▸ What this task involves
Search the data for the word "title" and copy every line that contains it.
Study material below:
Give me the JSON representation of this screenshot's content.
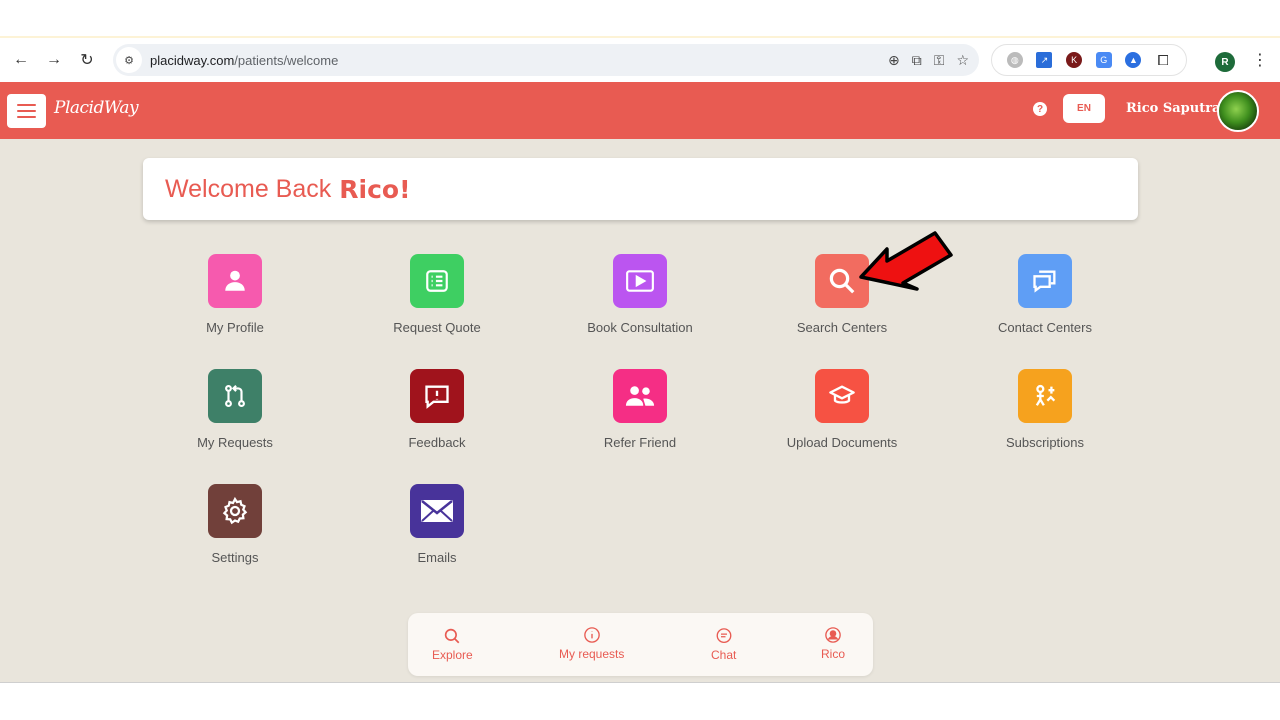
{
  "browser": {
    "url_domain": "placidway.com",
    "url_path": "/patients/welcome",
    "profile_initial": "R",
    "extensions": [
      "globe-icon",
      "chart-icon",
      "k-icon",
      "translate-icon",
      "vpn-icon",
      "puzzle-icon"
    ]
  },
  "header": {
    "logo_text": "PlacidWay",
    "lang": "EN",
    "help": "?",
    "user_name": "Rico Saputra",
    "brand_color": "#e85b52"
  },
  "welcome": {
    "prefix": "Welcome Back",
    "name": "Rico!"
  },
  "tiles": [
    {
      "label": "My Profile",
      "icon": "user-icon",
      "color": "#f65aae"
    },
    {
      "label": "Request Quote",
      "icon": "list-icon",
      "color": "#3ecf62"
    },
    {
      "label": "Book Consultation",
      "icon": "play-icon",
      "color": "#bb55f0"
    },
    {
      "label": "Search Centers",
      "icon": "search-icon",
      "color": "#f26c60"
    },
    {
      "label": "Contact Centers",
      "icon": "chat-icon",
      "color": "#5f9ef5"
    },
    {
      "label": "My Requests",
      "icon": "git-pull-icon",
      "color": "#3e8068"
    },
    {
      "label": "Feedback",
      "icon": "alert-message-icon",
      "color": "#a0131c"
    },
    {
      "label": "Refer Friend",
      "icon": "users-icon",
      "color": "#f52e85"
    },
    {
      "label": "Upload Documents",
      "icon": "graduation-cap-icon",
      "color": "#f65243"
    },
    {
      "label": "Subscriptions",
      "icon": "subscription-icon",
      "color": "#f6a21e"
    },
    {
      "label": "Settings",
      "icon": "gear-icon",
      "color": "#71403a"
    },
    {
      "label": "Emails",
      "icon": "envelope-icon",
      "color": "#48339a"
    }
  ],
  "bottom_nav": [
    {
      "label": "Explore",
      "icon": "search-icon"
    },
    {
      "label": "My requests",
      "icon": "info-icon"
    },
    {
      "label": "Chat",
      "icon": "chat-bubble-icon"
    },
    {
      "label": "Rico",
      "icon": "user-circle-icon"
    }
  ]
}
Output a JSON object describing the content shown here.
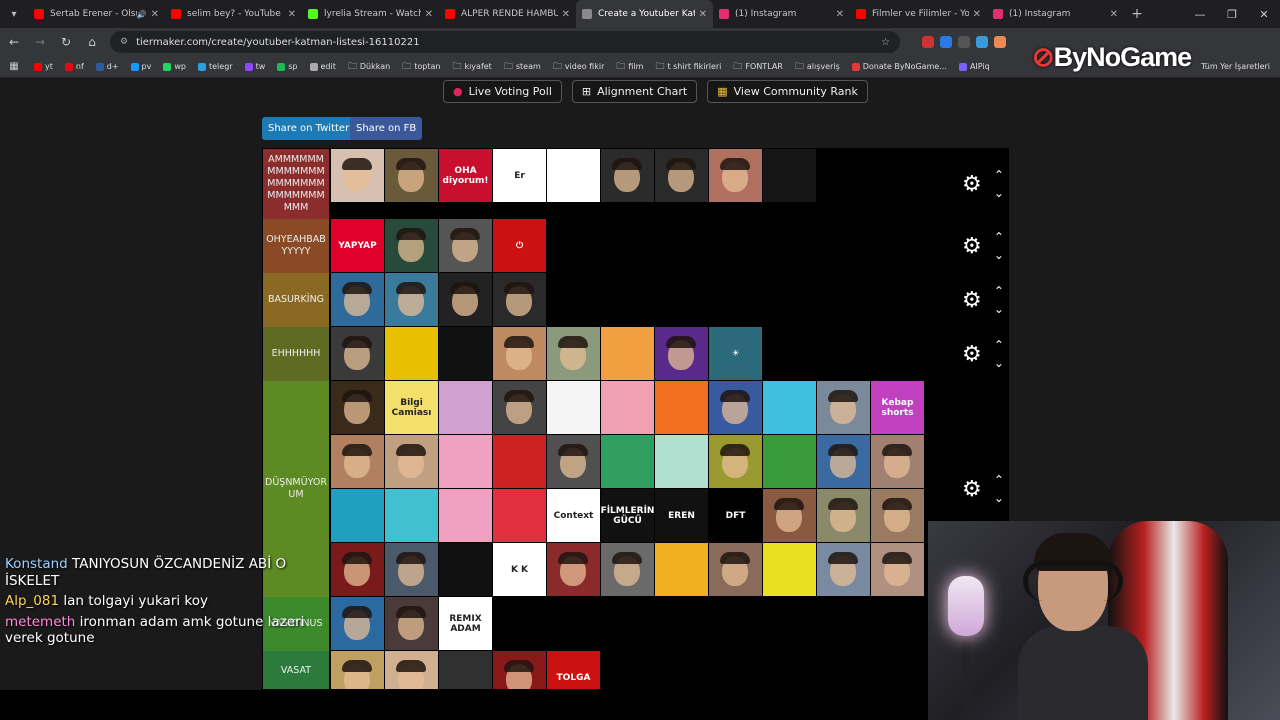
{
  "browser": {
    "tabs": [
      {
        "title": "Sertab Erener - Olsun",
        "color": "#ff0000",
        "audio": true
      },
      {
        "title": "selim bey? - YouTube",
        "color": "#ff0000"
      },
      {
        "title": "lyrelia Stream - Watch Liv",
        "color": "#53fc18"
      },
      {
        "title": "ALPER RENDE HAMBURG",
        "color": "#ff0000"
      },
      {
        "title": "Create a Youtuber Katman",
        "color": "#8a8a8a",
        "active": true
      },
      {
        "title": "(1) Instagram",
        "color": "#e1306c"
      },
      {
        "title": "Filmler ve Filimler - YouTu",
        "color": "#ff0000"
      },
      {
        "title": "(1) Instagram",
        "color": "#e1306c"
      }
    ],
    "url": "tiermaker.com/create/youtuber-katman-listesi-16110221",
    "bookmarks": [
      {
        "label": "yt",
        "color": "#ff0000"
      },
      {
        "label": "nf",
        "color": "#e50914"
      },
      {
        "label": "d+",
        "color": "#2c5aa0"
      },
      {
        "label": "pv",
        "color": "#1399ff"
      },
      {
        "label": "wp",
        "color": "#25d366"
      },
      {
        "label": "telegr",
        "color": "#2aa1da"
      },
      {
        "label": "tw",
        "color": "#9146ff"
      },
      {
        "label": "sp",
        "color": "#1db954"
      },
      {
        "label": "edit",
        "color": "#aaaaaa"
      },
      {
        "label": "Dükkan",
        "folder": true
      },
      {
        "label": "toptan",
        "folder": true
      },
      {
        "label": "kıyafet",
        "folder": true
      },
      {
        "label": "steam",
        "folder": true
      },
      {
        "label": "video fikir",
        "folder": true
      },
      {
        "label": "film",
        "folder": true
      },
      {
        "label": "t shirt fikirleri",
        "folder": true
      },
      {
        "label": "FONTLAR",
        "folder": true
      },
      {
        "label": "alışveriş",
        "folder": true
      },
      {
        "label": "Donate ByNoGame...",
        "color": "#e53935"
      },
      {
        "label": "AIPiq",
        "color": "#7b61ff"
      }
    ],
    "all_bookmarks": "Tüm Yer İşaretleri"
  },
  "overlay_logo": "ByNoGame",
  "page": {
    "buttons": {
      "live_poll": "Live Voting Poll",
      "alignment": "Alignment Chart",
      "community": "View Community Rank"
    },
    "share_twitter": "Share on Twitter",
    "share_fb": "Share on FB",
    "tiers": [
      {
        "label": "AMMMMMMMMMMMMMMMMMMMMMMMMMMMMMM",
        "color": "#8b2d2d",
        "items": [
          {
            "c": "#d8c0b0"
          },
          {
            "c": "#6b5a3a"
          },
          {
            "c": "#c8102e",
            "t": "OHA diyorum!"
          },
          {
            "c": "#ffffff",
            "t": "Er"
          },
          {
            "c": "#ffffff",
            "t": ""
          },
          {
            "c": "#2b2b2b"
          },
          {
            "c": "#2a2a2a"
          },
          {
            "c": "#b07060"
          },
          {
            "c": "#151515",
            "t": ""
          }
        ]
      },
      {
        "label": "OHYEAHBABYYYYY",
        "color": "#8a4a25",
        "items": [
          {
            "c": "#e0002a",
            "t": "YAPYAP"
          },
          {
            "c": "#274a3a"
          },
          {
            "c": "#555555"
          },
          {
            "c": "#cc1111",
            "t": "⏻"
          }
        ]
      },
      {
        "label": "BASURKİNG",
        "color": "#8a6a22",
        "items": [
          {
            "c": "#2e6a9a"
          },
          {
            "c": "#3a7a9a"
          },
          {
            "c": "#222222"
          },
          {
            "c": "#2a2a2a"
          }
        ]
      },
      {
        "label": "EHHHHHH",
        "color": "#5f6b22",
        "items": [
          {
            "c": "#3a3a3a"
          },
          {
            "c": "#e8c000",
            "t": ""
          },
          {
            "c": "#111111",
            "t": ""
          },
          {
            "c": "#c08a60"
          },
          {
            "c": "#8a9a7a"
          },
          {
            "c": "#f0a040",
            "t": ""
          },
          {
            "c": "#5a2a8a"
          },
          {
            "c": "#2a6a7a",
            "t": "☀"
          }
        ]
      },
      {
        "label": "DÜŞNMÜYORUM",
        "color": "#5d8a23",
        "items": [
          {
            "c": "#3a2a1a"
          },
          {
            "c": "#f2e06a",
            "t": "Bilgi Camiası"
          },
          {
            "c": "#d0a0d0",
            "t": ""
          },
          {
            "c": "#444444"
          },
          {
            "c": "#f5f5f5",
            "t": ""
          },
          {
            "c": "#f0a0b0",
            "t": ""
          },
          {
            "c": "#f07020",
            "t": ""
          },
          {
            "c": "#3a5aa0"
          },
          {
            "c": "#40c0e0",
            "t": ""
          },
          {
            "c": "#7a8a9a"
          },
          {
            "c": "#c040c0",
            "t": "Kebap shorts"
          },
          {
            "c": "#b08060"
          },
          {
            "c": "#c0a080"
          },
          {
            "c": "#f0a0c0",
            "t": ""
          },
          {
            "c": "#cc2222",
            "t": ""
          },
          {
            "c": "#505050"
          },
          {
            "c": "#30a060",
            "t": ""
          },
          {
            "c": "#b0e0d0",
            "t": ""
          },
          {
            "c": "#9a9a30"
          },
          {
            "c": "#3a9a3a",
            "t": ""
          },
          {
            "c": "#3a6aa0"
          },
          {
            "c": "#a08070"
          },
          {
            "c": "#20a0c0",
            "t": ""
          },
          {
            "c": "#40c0d0",
            "t": ""
          },
          {
            "c": "#f0a0c0",
            "t": ""
          },
          {
            "c": "#e03040",
            "t": ""
          },
          {
            "c": "#ffffff",
            "t": "Context"
          },
          {
            "c": "#111111",
            "t": "FİLMLERİN GÜCÜ"
          },
          {
            "c": "#111111",
            "t": "EREN"
          },
          {
            "c": "#000000",
            "t": "DFT"
          },
          {
            "c": "#8a5a40"
          },
          {
            "c": "#8a8a6a"
          },
          {
            "c": "#9a7a60"
          },
          {
            "c": "#7a1a1a"
          },
          {
            "c": "#4a5a6a"
          },
          {
            "c": "#111111",
            "t": ""
          },
          {
            "c": "#ffffff",
            "t": "K K"
          },
          {
            "c": "#8a2a2a"
          },
          {
            "c": "#6a6a6a"
          },
          {
            "c": "#f0b020",
            "t": ""
          },
          {
            "c": "#8a6a5a"
          },
          {
            "c": "#e8e020",
            "t": ""
          },
          {
            "c": "#7a8aa0"
          },
          {
            "c": "#b09080"
          }
        ]
      },
      {
        "label": "VASATINUS",
        "color": "#3c8a2c",
        "items": [
          {
            "c": "#2a6aa0"
          },
          {
            "c": "#4a3a3a"
          },
          {
            "c": "#ffffff",
            "t": "REMIX ADAM"
          }
        ]
      },
      {
        "label": "VASAT",
        "color": "#2c7a3c",
        "items": [
          {
            "c": "#c0a060"
          },
          {
            "c": "#d0b090"
          },
          {
            "c": "#303030",
            "t": ""
          },
          {
            "c": "#8a1a1a"
          },
          {
            "c": "#cc1111",
            "t": "TOLGA"
          }
        ]
      }
    ]
  },
  "chat": [
    {
      "user": "Konstand",
      "text": "TANIYOSUN ÖZCANDENİZ ABİ O İSKELET"
    },
    {
      "user": "Alp_081",
      "text": "lan tolgayi yukari koy"
    },
    {
      "user": "metemeth",
      "text": "ironman adam amk gotune lazeri verek gotune"
    }
  ]
}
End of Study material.
▸ Output of the exercise
        "title": "Sertab Erener - Olsun",
        "title": "selim bey? - YouTube",
        "title": "lyrelia Stream - Watch Liv",
        "title": "ALPER RENDE HAMBURG",
        "title": "Create a Youtuber Katman",
        "title": "(1) Instagram",
        "title": "Filmler ve Filimler - YouTu",
        "title": "(1) Instagram",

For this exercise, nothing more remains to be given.